This is a guest blog post. Lindsey Wright is fascinated with the potential of emerging educational technologies, particularly the online school, to transform the landscape of learning. She writes about web-based learning, electronic and mobile learning, and the possible future of education.
We are both looking forward to your comments and reactions!
Online education holds the promise to enable people to pursue higher learning no matter where they are geographically. While overall access to education has improved due to online college courses, there are still major infrastructural issues that prevent web-based learning from becoming fully integrated across the entire world. Additionally, investment in web-based education in certain countries remains relatively weak. There is an unfortunately stark contrast in the prevalence of this form of education in the United States compared to Europe. These issues show major differences in how each region views and invests in education.
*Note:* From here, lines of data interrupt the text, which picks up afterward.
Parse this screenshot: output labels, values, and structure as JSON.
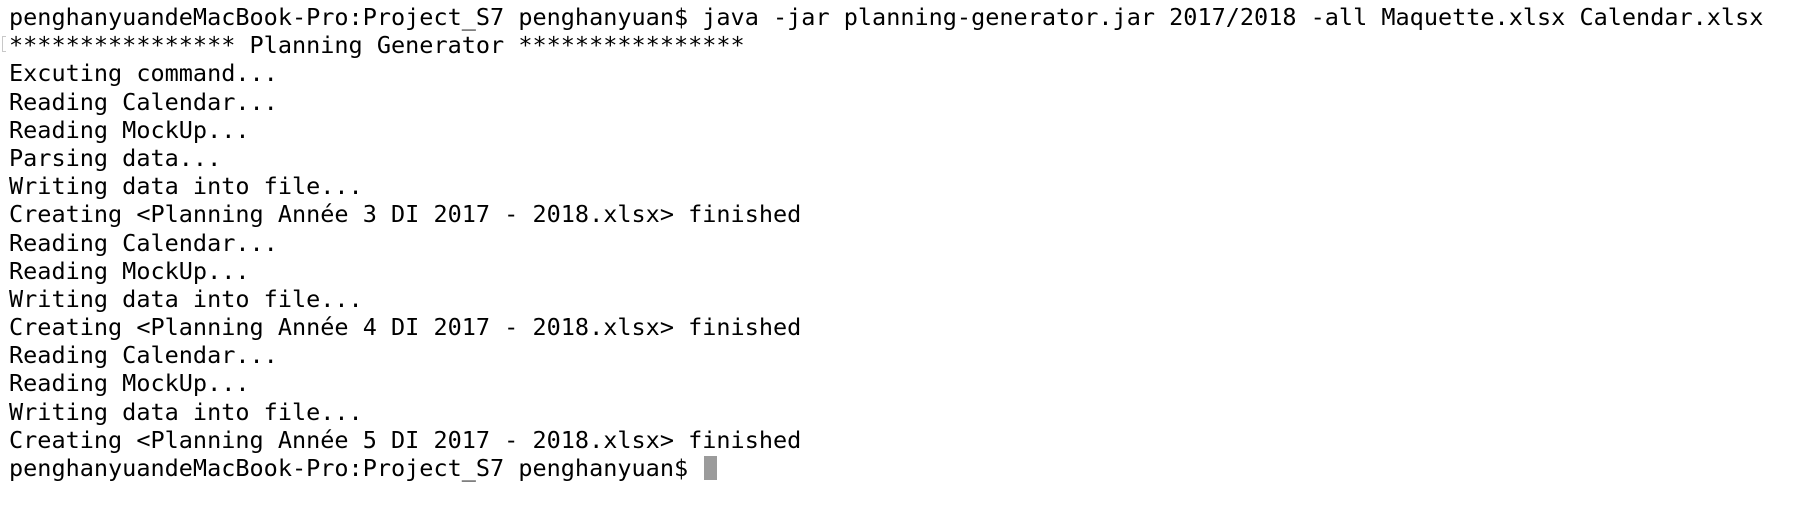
{
  "terminal": {
    "cursor_color": "#9b9b9b",
    "background_color": "#ffffff",
    "text_color": "#000000",
    "lines": [
      "penghanyuandeMacBook-Pro:Project_S7 penghanyuan$ java -jar planning-generator.jar 2017/2018 -all Maquette.xlsx Calendar.xlsx",
      "**************** Planning Generator ****************",
      "Excuting command...",
      "Reading Calendar...",
      "Reading MockUp...",
      "Parsing data...",
      "Writing data into file...",
      "Creating <Planning Année 3 DI 2017 - 2018.xlsx> finished",
      "Reading Calendar...",
      "Reading MockUp...",
      "Writing data into file...",
      "Creating <Planning Année 4 DI 2017 - 2018.xlsx> finished",
      "Reading Calendar...",
      "Reading MockUp...",
      "Writing data into file...",
      "Creating <Planning Année 5 DI 2017 - 2018.xlsx> finished"
    ],
    "prompt": "penghanyuandeMacBook-Pro:Project_S7 penghanyuan$ "
  }
}
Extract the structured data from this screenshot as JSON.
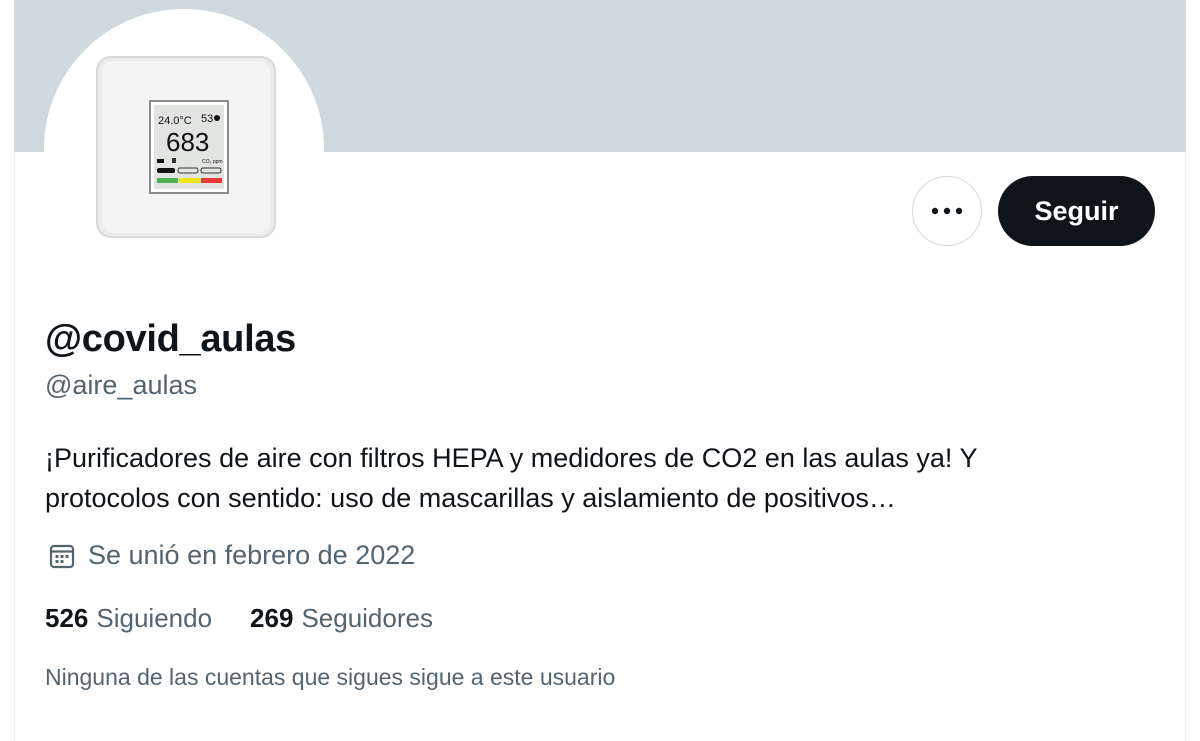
{
  "profile": {
    "display_name": "@covid_aulas",
    "handle": "@aire_aulas",
    "bio_line1": "¡Purificadores de aire con filtros HEPA y medidores de CO2 en las aulas ya! Y",
    "bio_line2": "protocolos con sentido: uso de mascarillas y aislamiento de positivos…",
    "joined": "Se unió en febrero de 2022",
    "joined_icon": "calendar-icon",
    "following_count": "526",
    "following_label": "Siguiendo",
    "followers_count": "269",
    "followers_label": "Seguidores",
    "followers_note": "Ninguna de las cuentas que sigues sigue a este usuario"
  },
  "actions": {
    "follow_label": "Seguir",
    "more_icon": "more-options-icon"
  },
  "avatar_device": {
    "temperature": "24.0°C",
    "humidity": "53",
    "co2_value": "683",
    "co2_unit": "CO₂ ppm"
  },
  "colors": {
    "banner": "#cfd9de",
    "primary_text": "#0f1419",
    "secondary_text": "#536471",
    "follow_button": "#0f1419"
  }
}
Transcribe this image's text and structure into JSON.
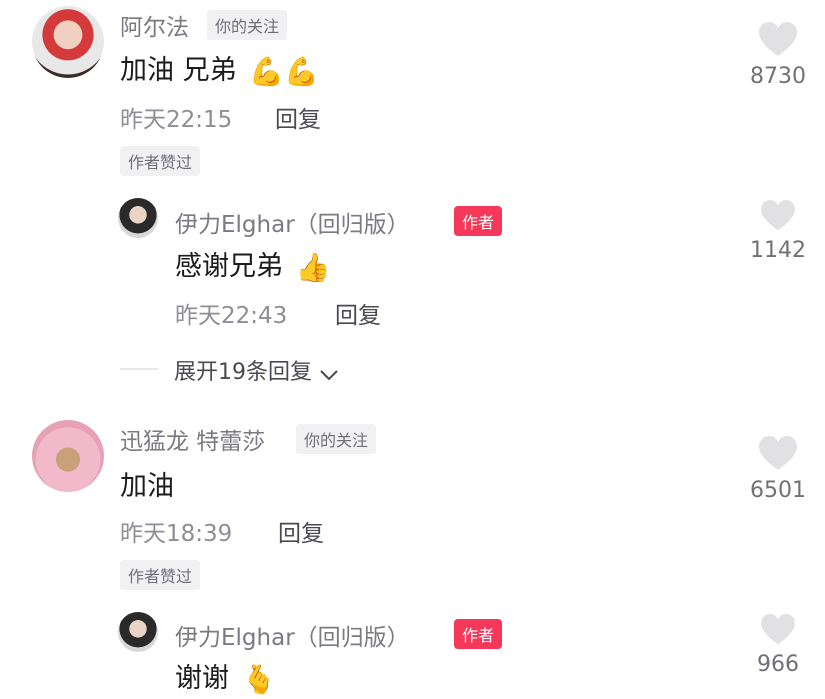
{
  "comments": [
    {
      "name": "阿尔法",
      "follow_tag": "你的关注",
      "text": "加油 兄弟",
      "emoji": "💪💪",
      "time": "昨天22:15",
      "reply_label": "回复",
      "liked_by_author": "作者赞过",
      "likes": "8730",
      "reply": {
        "name": "伊力Elghar（回归版）",
        "author_tag": "作者",
        "text": "感谢兄弟",
        "emoji": "👍",
        "time": "昨天22:43",
        "reply_label": "回复",
        "likes": "1142"
      },
      "expand_label": "展开19条回复"
    },
    {
      "name": "迅猛龙 特蕾莎",
      "follow_tag": "你的关注",
      "text": "加油",
      "time": "昨天18:39",
      "reply_label": "回复",
      "liked_by_author": "作者赞过",
      "likes": "6501",
      "reply": {
        "name": "伊力Elghar（回归版）",
        "author_tag": "作者",
        "text": "谢谢",
        "emoji": "🫰",
        "likes": "966"
      }
    }
  ],
  "colors": {
    "author_tag": "#f5375a",
    "heart": "#e1e1e4"
  },
  "icons": {
    "like": "heart-icon",
    "expand": "chevron-down-icon"
  }
}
The benefits of online education are quite clear to some education advocates. The non-profit Sloan Foundation argues that web-based education has almost become a necessity for students who must balance family and professional lives and to be globally competitive in the job market. In 2010 alone, over 5.6 million American college students were enrolled in at least one online class at both conventional universities and for-profit schools.
The American Society for Training and Development, a non-profit workplace training association, contends this new wave of online education, or E-Learning 2.0, is a reaction against the limiting demands of traditional undergraduate life and the stale classroom environment of most universities. Typically students have to invest more or less all their time and considerable money in college, centering their schedules entirely around school. This can drive away students who need jobs to pay for school or are taking care of family members. Meanwhile, conventional classroom environments based on semester-long schedules within a top-down hierarchy and fixed class curriculum seem increasingly unappealing to many.
With increased globalization, market competition has become a matter of innovation at lightning speed. Accordingly, students in a country like the United States want instant data, flexible critical thinking exercises, and a bottom-up or democratic approach to learning. In a sense, the more students capitalize on E-Learning 2.0, the more competitively the student population is prepared for careers in the global world.
This begs the question of investment. If e-learning and online education are great educational investments, then the necessary infrastructure to support them must be put in place first. Access to broadband technologies, incentives for schools to offer online education, and the assumption students are sufficiently technologically adept to participate in e-learning are some of the largest obstacles to widespread web-based education.
According to the World Bank, the US only slightly edges out the European Union in broadband subscriptions. As of 2009, 27.8 percent of the US population has broadband subscriptions. In the 27 nations of the European Union, the figure is 24.6 percent. However, there is a major different in the quality of those connections. The average US broadband speed is 3.9 mbps, while in the EU the range is between 20 to 30 mbps.
Besides actual infrastructure, there’s also the issue of who provides online education. Although Europe’s broadband infrastructure is solid, it isn’t much used for web-based education. Glenn Russell, Professor of Education at Monash University, says European schools don’t invest much in online programs. Although many European online schools exist to help those too economically disadvantaged to enter a conventional college, the number of these virtual schools is relatively low compared to the United States.
Additionally, a major difficulty for these schools is that they cater to their specific region’s language, and are accordingly more or less unable to be transnational. In the United States, students in California or Hawaii are able to take online classes in New England or Florida thanks to minimal cultural and linguistic difference across the country. Moreover, the US’ many for-profit schools can move capital more quickly in order to invest in online programs exclusively for their student bodies.
However, even if the US has more private web-based schools, there are also problems with public online education. A 2010 US News report showed that almost 50 percent of all conventional colleges that offered online education saw their budgets decrease. This may be because tuition is usually lower and room and board costs non-existent when students enroll online.
Additionally, many professors aren’t happy with the idea of online education. Believing that face-to-face discussion and debate in a classroom are more worthwhile, many professors don’t invest in developing online curricula.
Finally, the kinds of institutions providing education online have been the target of major criticism in the US. Detractors argue for-profit online schools don’t measure up to the skills and job prospects traditional institutions provide. Questions regarding the legitimacy of these schools’ business practices and academic quality continue to fuel prejudice (legitimate or not) against web-based schooling and those who’ve earned degrees online.
Comparing online education in Europe and the United States isn’t quite apples and oranges, but it may be Red Delicious vs. Granny Smith. Both continents have different levels of investment in broadband infrastructure, the essential resource for all students to access online education. However, both regions also differ in how web-based schooling is available. While the courses of development will surely be different in the EU and US, online learning will certainly see increased investment in the coming years, even if it continues to be regarded as second-rate on both sides of the pond